== EXERCISE REQUIREMENTS ==
Drop the pictures, then extract the listing word for word.

== MATERIAL PROVIDED ==
────

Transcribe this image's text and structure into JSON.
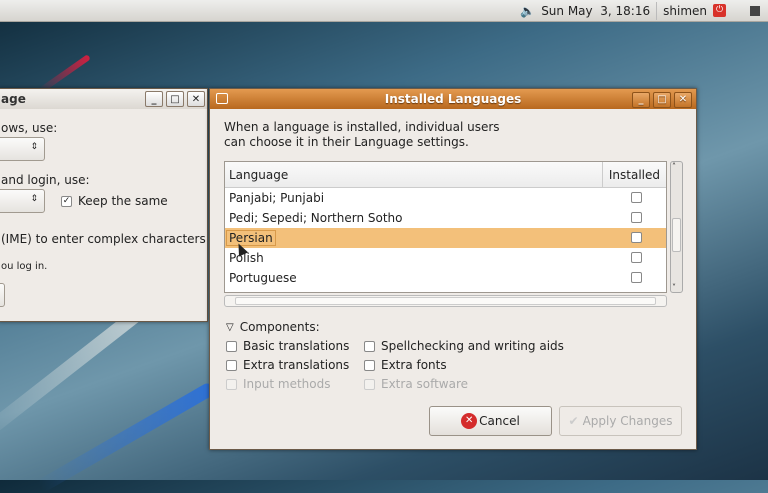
{
  "panel": {
    "datetime": "Sun May  3, 18:16",
    "user": "shimen"
  },
  "left_window": {
    "title": "age",
    "line1": "ows, use:",
    "line2": "and login, use:",
    "keep_same": "Keep the same",
    "keep_same_checked": true,
    "ime_text": "(IME) to enter complex characters",
    "login_text": "ou log in."
  },
  "dialog": {
    "title": "Installed Languages",
    "intro": [
      "When a language is installed, individual users",
      "can choose it in their Language settings."
    ],
    "columns": {
      "language": "Language",
      "installed": "Installed"
    },
    "rows": [
      {
        "name": "Panjabi; Punjabi",
        "installed": false,
        "selected": false
      },
      {
        "name": "Pedi; Sepedi; Northern Sotho",
        "installed": false,
        "selected": false
      },
      {
        "name": "Persian",
        "installed": false,
        "selected": true
      },
      {
        "name": "Polish",
        "installed": false,
        "selected": false
      },
      {
        "name": "Portuguese",
        "installed": false,
        "selected": false
      }
    ],
    "components_label": "Components:",
    "components": [
      {
        "label": "Basic translations",
        "enabled": true
      },
      {
        "label": "Spellchecking and writing aids",
        "enabled": true
      },
      {
        "label": "Extra translations",
        "enabled": true
      },
      {
        "label": "Extra fonts",
        "enabled": true
      },
      {
        "label": "Input methods",
        "enabled": false
      },
      {
        "label": "Extra software",
        "enabled": false
      }
    ],
    "cancel": "Cancel",
    "apply": "Apply Changes"
  },
  "colors": {
    "titlebar": "#c87a30",
    "selection": "#f3c07a"
  }
}
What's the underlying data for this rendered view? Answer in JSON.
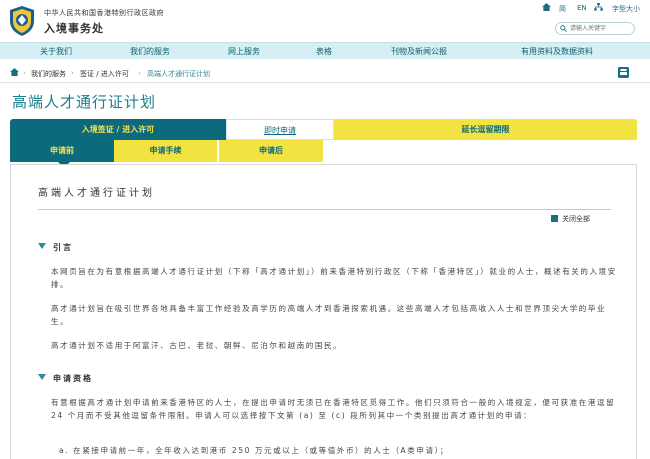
{
  "header": {
    "gov_name": "中华人民共和国香港特别行政区政府",
    "dept_name": "入境事务处",
    "util": {
      "lang_simplified": "简",
      "lang_en": "EN",
      "font_size": "字型大小"
    },
    "search_placeholder": "请输入关键字"
  },
  "nav": {
    "items": [
      "关于我们",
      "我们的服务",
      "网上服务",
      "表格",
      "刊物及新闻公报",
      "有用资料及数据资料"
    ]
  },
  "breadcrumb": [
    "我们的服务",
    "签证 / 进入许可",
    "高端人才通行证计划"
  ],
  "page_title": "高端人才通行证计划",
  "tabs": {
    "row1": [
      "入境签证 / 进入许可",
      "即时申请",
      "延长逗留期限"
    ],
    "row2": [
      "申请前",
      "申请手续",
      "申请后"
    ]
  },
  "panel": {
    "title": "高端人才通行证计划",
    "collapse_all": "关闭全部",
    "sections": [
      {
        "heading": "引言",
        "paragraphs": [
          "本网页旨在为有意根据高端人才通行证计划（下称「高才通计划」）前来香港特别行政区（下称「香港特区」）就业的人士，概述有关的入境安排。",
          "高才通计划旨在吸引世界各地具备丰富工作经验及高学历的高端人才到香港探索机遇。这些高端人才包括高收入人士和世界顶尖大学的毕业生。",
          "高才通计划不适用于阿富汗、古巴、老挝、朝鲜、尼泊尔和越南的国民。"
        ]
      },
      {
        "heading": "申请资格",
        "paragraphs": [
          "有意根据高才通计划申请前来香港特区的人士，在提出申请时无须已在香港特区觅得工作。他们只须符合一般的入境规定，便可获准在港逗留 24 个月而不受其他逗留条件限制。申请人可以选择按下文第 (a) 至 (c) 段所列其中一个类别提出高才通计划的申请：",
          "a.  在紧接申请前一年，全年收入达到港币 250 万元或以上（或等值外币）的人士（A类申请）；"
        ]
      }
    ]
  }
}
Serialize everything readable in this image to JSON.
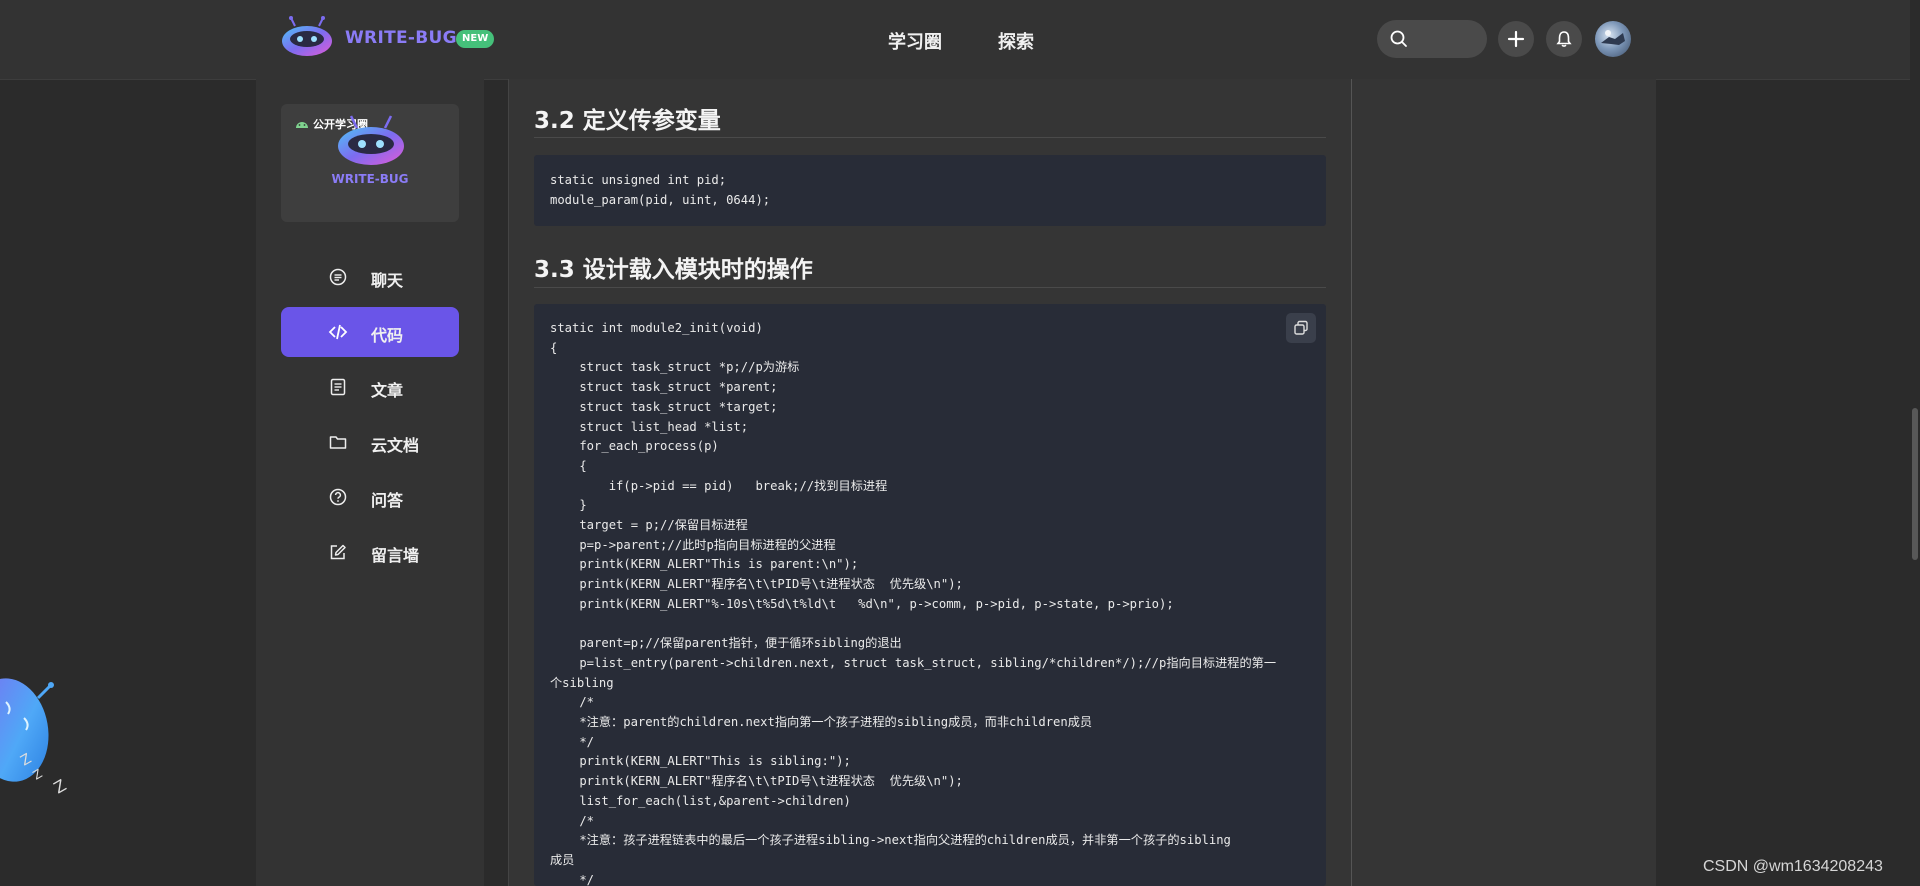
{
  "header": {
    "brand": "WRITE-BUG",
    "badge": "NEW",
    "nav": [
      "学习圈",
      "探索"
    ]
  },
  "group_card": {
    "tag": "公开学习圈",
    "brand": "WRITE-BUG"
  },
  "sidebar": {
    "items": [
      {
        "label": "聊天",
        "icon": "chat-icon"
      },
      {
        "label": "代码",
        "icon": "code-icon"
      },
      {
        "label": "文章",
        "icon": "article-icon"
      },
      {
        "label": "云文档",
        "icon": "folder-icon"
      },
      {
        "label": "问答",
        "icon": "question-icon"
      },
      {
        "label": "留言墙",
        "icon": "edit-icon"
      }
    ],
    "active_index": 1
  },
  "content": {
    "section_32": "3.2 定义传参变量",
    "code_32": "static unsigned int pid;\nmodule_param(pid, uint, 0644);",
    "section_33": "3.3 设计载入模块时的操作",
    "code_33": "static int module2_init(void)\n{\n    struct task_struct *p;//p为游标\n    struct task_struct *parent;\n    struct task_struct *target;\n    struct list_head *list;\n    for_each_process(p)\n    {\n        if(p->pid == pid)   break;//找到目标进程\n    }\n    target = p;//保留目标进程\n    p=p->parent;//此时p指向目标进程的父进程\n    printk(KERN_ALERT\"This is parent:\\n\");\n    printk(KERN_ALERT\"程序名\\t\\tPID号\\t进程状态  优先级\\n\");\n    printk(KERN_ALERT\"%-10s\\t%5d\\t%ld\\t   %d\\n\", p->comm, p->pid, p->state, p->prio);\n\n    parent=p;//保留parent指针，便于循环sibling的退出\n    p=list_entry(parent->children.next, struct task_struct, sibling/*children*/);//p指向目标进程的第一\n个sibling\n    /*\n    *注意：parent的children.next指向第一个孩子进程的sibling成员，而非children成员\n    */\n    printk(KERN_ALERT\"This is sibling:\");\n    printk(KERN_ALERT\"程序名\\t\\tPID号\\t进程状态  优先级\\n\");\n    list_for_each(list,&parent->children)\n    /*\n    *注意：孩子进程链表中的最后一个孩子进程sibling->next指向父进程的children成员，并非第一个孩子的sibling\n成员\n    */"
  },
  "watermark": "CSDN @wm1634208243",
  "colors": {
    "accent": "#6a55e8",
    "brand": "#8b7cf6",
    "badge": "#45c07a"
  }
}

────

== YOUR SOLUTION ==
Transcribe this image's text and structure into JSON.
{
  "panel": {
    "datetime": "Sun May  3, 18:16",
    "user": "shimen"
  },
  "left_window": {
    "title": "age",
    "line1": "ows, use:",
    "line2": "and login, use:",
    "keep_same": "Keep the same",
    "keep_same_checked": true,
    "ime_text": "(IME) to enter complex characters",
    "login_text": "ou log in."
  },
  "dialog": {
    "title": "Installed Languages",
    "intro": [
      "When a language is installed, individual users",
      "can choose it in their Language settings."
    ],
    "columns": {
      "language": "Language",
      "installed": "Installed"
    },
    "rows": [
      {
        "name": "Panjabi; Punjabi",
        "installed": false,
        "selected": false
      },
      {
        "name": "Pedi; Sepedi; Northern Sotho",
        "installed": false,
        "selected": false
      },
      {
        "name": "Persian",
        "installed": false,
        "selected": true
      },
      {
        "name": "Polish",
        "installed": false,
        "selected": false
      },
      {
        "name": "Portuguese",
        "installed": false,
        "selected": false
      }
    ],
    "components_label": "Components:",
    "components": [
      {
        "label": "Basic translations",
        "enabled": true
      },
      {
        "label": "Spellchecking and writing aids",
        "enabled": true
      },
      {
        "label": "Extra translations",
        "enabled": true
      },
      {
        "label": "Extra fonts",
        "enabled": true
      },
      {
        "label": "Input methods",
        "enabled": false
      },
      {
        "label": "Extra software",
        "enabled": false
      }
    ],
    "cancel": "Cancel",
    "apply": "Apply Changes"
  },
  "colors": {
    "titlebar": "#c87a30",
    "selection": "#f3c07a"
  }
}
What's the underlying data for this rendered view? Answer in JSON.
{
  "header": {
    "gov_name": "中华人民共和国香港特别行政区政府",
    "dept_name": "入境事务处",
    "util": {
      "lang_simplified": "简",
      "lang_en": "EN",
      "font_size": "字型大小"
    },
    "search_placeholder": "请输入关键字"
  },
  "nav": {
    "items": [
      "关于我们",
      "我们的服务",
      "网上服务",
      "表格",
      "刊物及新闻公报",
      "有用资料及数据资料"
    ]
  },
  "breadcrumb": [
    "我们的服务",
    "签证 / 进入许可",
    "高端人才通行证计划"
  ],
  "page_title": "高端人才通行证计划",
  "tabs": {
    "row1": [
      "入境签证 / 进入许可",
      "即时申请",
      "延长逗留期限"
    ],
    "row2": [
      "申请前",
      "申请手续",
      "申请后"
    ]
  },
  "panel": {
    "title": "高端人才通行证计划",
    "collapse_all": "关闭全部",
    "sections": [
      {
        "heading": "引言",
        "paragraphs": [
          "本网页旨在为有意根据高端人才通行证计划（下称「高才通计划」）前来香港特别行政区（下称「香港特区」）就业的人士，概述有关的入境安排。",
          "高才通计划旨在吸引世界各地具备丰富工作经验及高学历的高端人才到香港探索机遇。这些高端人才包括高收入人士和世界顶尖大学的毕业生。",
          "高才通计划不适用于阿富汗、古巴、老挝、朝鲜、尼泊尔和越南的国民。"
        ]
      },
      {
        "heading": "申请资格",
        "paragraphs": [
          "有意根据高才通计划申请前来香港特区的人士，在提出申请时无须已在香港特区觅得工作。他们只须符合一般的入境规定，便可获准在港逗留 24 个月而不受其他逗留条件限制。申请人可以选择按下文第 (a) 至 (c) 段所列其中一个类别提出高才通计划的申请：",
          "a.  在紧接申请前一年，全年收入达到港币 250 万元或以上（或等值外币）的人士（A类申请）；"
        ]
      }
    ]
  }
}
Serialize everything readable in this image to JSON.
{
  "header": {
    "brand": "WRITE-BUG",
    "badge": "NEW",
    "nav": [
      "学习圈",
      "探索"
    ]
  },
  "group_card": {
    "tag": "公开学习圈",
    "brand": "WRITE-BUG"
  },
  "sidebar": {
    "items": [
      {
        "label": "聊天",
        "icon": "chat-icon"
      },
      {
        "label": "代码",
        "icon": "code-icon"
      },
      {
        "label": "文章",
        "icon": "article-icon"
      },
      {
        "label": "云文档",
        "icon": "folder-icon"
      },
      {
        "label": "问答",
        "icon": "question-icon"
      },
      {
        "label": "留言墙",
        "icon": "edit-icon"
      }
    ],
    "active_index": 1
  },
  "content": {
    "section_32": "3.2 定义传参变量",
    "code_32": "static unsigned int pid;\nmodule_param(pid, uint, 0644);",
    "section_33": "3.3 设计载入模块时的操作",
    "code_33": "static int module2_init(void)\n{\n    struct task_struct *p;//p为游标\n    struct task_struct *parent;\n    struct task_struct *target;\n    struct list_head *list;\n    for_each_process(p)\n    {\n        if(p->pid == pid)   break;//找到目标进程\n    }\n    target = p;//保留目标进程\n    p=p->parent;//此时p指向目标进程的父进程\n    printk(KERN_ALERT\"This is parent:\\n\");\n    printk(KERN_ALERT\"程序名\\t\\tPID号\\t进程状态  优先级\\n\");\n    printk(KERN_ALERT\"%-10s\\t%5d\\t%ld\\t   %d\\n\", p->comm, p->pid, p->state, p->prio);\n\n    parent=p;//保留parent指针，便于循环sibling的退出\n    p=list_entry(parent->children.next, struct task_struct, sibling/*children*/);//p指向目标进程的第一\n个sibling\n    /*\n    *注意：parent的children.next指向第一个孩子进程的sibling成员，而非children成员\n    */\n    printk(KERN_ALERT\"This is sibling:\");\n    printk(KERN_ALERT\"程序名\\t\\tPID号\\t进程状态  优先级\\n\");\n    list_for_each(list,&parent->children)\n    /*\n    *注意：孩子进程链表中的最后一个孩子进程sibling->next指向父进程的children成员，并非第一个孩子的sibling\n成员\n    */"
  },
  "watermark": "CSDN @wm1634208243",
  "colors": {
    "accent": "#6a55e8",
    "brand": "#8b7cf6",
    "badge": "#45c07a"
  }
}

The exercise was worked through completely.